Monthly Organic Rose Care Calendar – Southern California
Although this Rose Care Calendar is specific to Southern California, the procedures and products may apply by adjusting the months in my calendar to your area starting when you prune.
- Prune roses.
- Plant bare root roses and/or transplant roses after pruning.
- Pull off all leaves and clean up all debris from around roses.
- Put down 2 Tbs of John & Bob’s Soil Optimizer around roses, scratch in lightly
- Put down 2 C Dr. Earth Rose Fertilizer (or other organic fertilizer) per plant, scratch in lightly
- Put down 2 C Biosol, scratch in lightly
- Dormant spray (See Below)
- Prune roses if not done in January-plant bare root roses, transplant roses after pruning.
- (Same as Jan if not done in January)
- Check new growth and sidebud if necessary. Continue sidebudding throughout the year as desired.
- Finger prune excess growth going to inside of bush.
- Wash off aphids (water blast) at first sign (best to do early morning).
- Start regular watering of plants if not enough rain to sustain.
- Mulch when soil warms up.
- Give roses humus or humic acid (found in compost or some organic products-read label).
- Make alfalfa tea (or some other tea or use an organic liquid fertilizer) when roses have 4-6 inches of new growth.
- Walk garden daily to check for pests and/or fungal disease.
- Fertilize with organic fertilizer (Dr. Earth), Biosol, and, if not done in January, John & Bob’s Soil Optimizer.
- Deadhead roses after initial bloom and continue throughout year.
- Apply Fish Emulsion (Dilute 1 Tbs. per gallon of water-feed 1 gallon to large roses and 1/2 gallon to small roses.
- Put down 2 C Dr. Earth Rose Fertilizer, scratch in lightly.
- Make sure roses have plenty of moisture in heat of summer.
- Toward the end of month, “summer prune” to promote good fall bloom. Prune 1/3 of bush.
- Put down John & Bob’s Soil Optimizer, Dr. Earth Rose Fertilizer, and Biosol; scratch in lightly.
- Give roses liquid food-(Alfalfa tea, Compost tea, Soil Soup, etc). (Optional)
- Feed roses 2 C Dr. Earth (last time in year), scratch in lightly.
- Stop deadheading, instead pull off old petals, leaving hips.
- Slow down on watering, but do not let roses dry out.
Dormant Spray: I no longer dormant spray. The reason for dormant spraying is to kill over wintering pests or disease. I no longer have a problem with that, therefore I do not feel a need to use dormant spray. When I did use it, I did not notice any appreciable results. In instances where you have a pest or disease problem you can use a lime-sulfur spray or a horticulture oil to control these problems after pruning.

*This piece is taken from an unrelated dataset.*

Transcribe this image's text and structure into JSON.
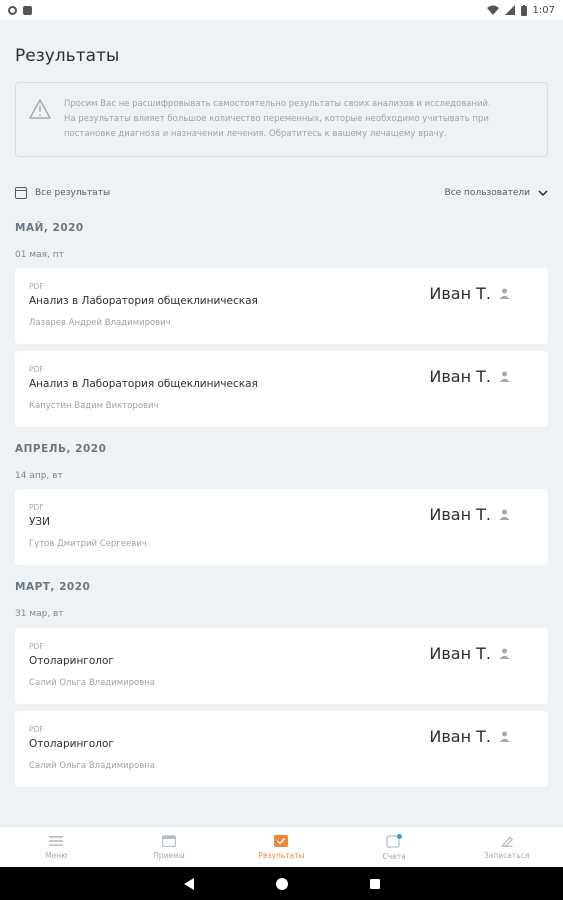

Make sure roses are well hydrated before spraying or feeding. Water 8-24 hrs before applying. Mulch as soon as weather warms up to help conserve moisture and keep down weeds. Use mulch that will help build your soil. Also foliar applications of seaweed, soil soup or compost tea help keep disease and pests under control and improve foliage. Apply worm castings anytime. (I use it twice a year-after pruning and in Aug/Sept.) Make sure a regular watering cycle is implemented once new growth starts in spring. Water around rain. Do not let new growth dry out or it will burn. In heat of summer, increase watering to keep roses hydrated. Deadhead flowers throughout spring and summer to promote new blooms. Make proper cuts using sharp bypass pruners.
The products that I mention here are readily available in Southern California, but may not be in your area. Most of these products are available for mail order from their websites (listed below). There are probably several organic products in your area, that may do the same or even have similar ingredients for your use, and may give the same results. Be sure and check the ingredients on the package. Read and follow directions on packages of fertilizers and other products. Organic fertilizers do not burn so can be applied when you like. Do not use systemic fertilizers (pesticide and fungicide all in one).
When feeding or spraying, it is best to observe safety procedures and not breath in even organic products. A simple dust mask will help keep it out of your lungs.
Check out these websites for information on the products mentioned in my calendar and for other good gardening ideas.
Make in a 32 gallon trash can. Place 6 one-pound coffee cans of alfalfa meal in the trash can. Add enough water to fill the can. Cover and let it set for 24-48 hours. (Maybe even longer to get it more concentrated, but stir often). When the alfalfa tea is ready, you may optionally add other ingredients such as 2 cups of fish emulsion, or, if you wish, a water-soluble organic fertilizer added according to the manufacturer’s directions. Mix well. Give each large rose bush one gallon. For each mini-rose, give 1/2 gallon diluted to half strength.